That admission and the indefinite delay of the RIP act proves not only the strength of public hostility towards the bill, but also the patent absurdity of it.
If passed, the RIP act would have allowed 24 categories of public body automatic access to the phone, internet and e-mail records of virtually every person in the country. It would have given seven Whitehall departments, various government agencies and all local councils, among other institutions, unparalleled access to our private lives. They would have found out who we talk to, who we e-mail, and what websites we visit. They would have been be able to demand information about a person's sexual orientation or political beliefs, direct from BT or its rivals, which would simply have had to comply.
It is baffling enough why, for instance, the Food Standards Agency, or the Department for Work and Pensions, should have instant access to our e-mail, phone and internet records. However, in among the list of bodies covered by the RIP act was "any local authority (within the meaning of section 1 of the Local Government Act 1999)". Which covers not just local councils, but also parish councils - or, in the absence of a standing council, a parish meeting.
This means that, had the bill been passed, the local priest, church warden and fete organiser of 2002 would have had more legal power and more access to our private lives than the British police had in 1998.

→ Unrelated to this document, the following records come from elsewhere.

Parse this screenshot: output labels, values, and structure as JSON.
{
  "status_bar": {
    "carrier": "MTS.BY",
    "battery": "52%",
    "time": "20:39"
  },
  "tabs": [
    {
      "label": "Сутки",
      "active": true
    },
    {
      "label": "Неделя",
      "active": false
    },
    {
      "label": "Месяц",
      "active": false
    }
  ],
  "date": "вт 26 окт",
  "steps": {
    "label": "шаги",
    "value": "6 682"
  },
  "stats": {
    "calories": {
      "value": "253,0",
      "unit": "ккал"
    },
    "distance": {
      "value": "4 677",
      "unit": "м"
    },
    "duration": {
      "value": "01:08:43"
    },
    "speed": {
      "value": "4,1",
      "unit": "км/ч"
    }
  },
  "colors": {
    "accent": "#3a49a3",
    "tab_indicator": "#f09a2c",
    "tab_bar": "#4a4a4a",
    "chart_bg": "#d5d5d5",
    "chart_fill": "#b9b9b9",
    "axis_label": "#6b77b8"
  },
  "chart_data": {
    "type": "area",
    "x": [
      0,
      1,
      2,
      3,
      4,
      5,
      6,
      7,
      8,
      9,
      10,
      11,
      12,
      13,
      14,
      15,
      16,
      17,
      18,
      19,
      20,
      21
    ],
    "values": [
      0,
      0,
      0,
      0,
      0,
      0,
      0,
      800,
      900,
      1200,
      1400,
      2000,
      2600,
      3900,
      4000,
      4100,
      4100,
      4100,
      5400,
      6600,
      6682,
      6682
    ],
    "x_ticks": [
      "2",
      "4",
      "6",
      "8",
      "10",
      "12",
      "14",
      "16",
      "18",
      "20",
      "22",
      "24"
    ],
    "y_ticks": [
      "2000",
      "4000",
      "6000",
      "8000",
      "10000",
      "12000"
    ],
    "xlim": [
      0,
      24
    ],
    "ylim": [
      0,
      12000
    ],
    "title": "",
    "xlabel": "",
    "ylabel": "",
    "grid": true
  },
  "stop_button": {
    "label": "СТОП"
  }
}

The Home Office junior minister in charge of the RIP act is Bob Ainsworth, who appeared on BBC2's Newsnight recently to defend the bill. When politely quizzed why every arm of government from the Department for Transport to local councils would have such access to our private lives, Ainsworth stated that the bill was part of a series of measures in the war against terrorism.
Well, I'm sure that as soon as the Food Standards Agency enters the fray, that's al-Qaeda done for. And Mullah Omar is bound to surrender the instant he hears that the Postal Services Commission has joined the war against terror. Was Ainsworth trying to tell us that Lambeth Council is going to fight terrorism? It can't fix the holes in the road, let alone drive Osama Bin Laden from his cave.
The "war against terrorism" is a much-used excuse to introduce draconian laws, not just in Britain but all over the world. Should any government decide to force the unemployed to drink their own urine, crawl across glass and beg for their dole money, you can guarantee that any objectors would be branded apologists for Bin Laden.
In the same Newsnight interview, Ainsworth said that the RIP Act would help fight crime and fraud. The idea of Hackney Council leading the fight against fraud is as fantastical as Gary Glitter taking over Barnardo's. Surely, if someone is breaking the law or committing fraud, then that is a matter for the police, not the Department for Environment, Food and Rural Affairs or the parish council. Ainsworth can't believe that the police, in the course of a major drug money-laundering investigation, would shake their heads and say: "This case is too big for us; we need to get the church verger involved."
Privacy is a fundamental human right legally protected in the European Convention on Human Rights. It is not good enough to place our civil liberties in the hands of the surveillance commissioners who will act as ombudsmen for this law, a kind of Ofsnoop. When did they ever feature in the works of the great political thinkers? I don't recall Thomas Paine ever writing The Rights of Ombudsmen.
New Labour has delayed the RIP act, but you can be sure that its next attempt will still try to strengthen the power of the state over the people. When it next tries to get instant access to our e-mail details, we should organise a very simple form of protest. Let's make sure that every e-mail we send is copied to every Whitehall department. A million or two e-mails a day should quell their ardour.
Mark Thomas is a trustee of Privacy International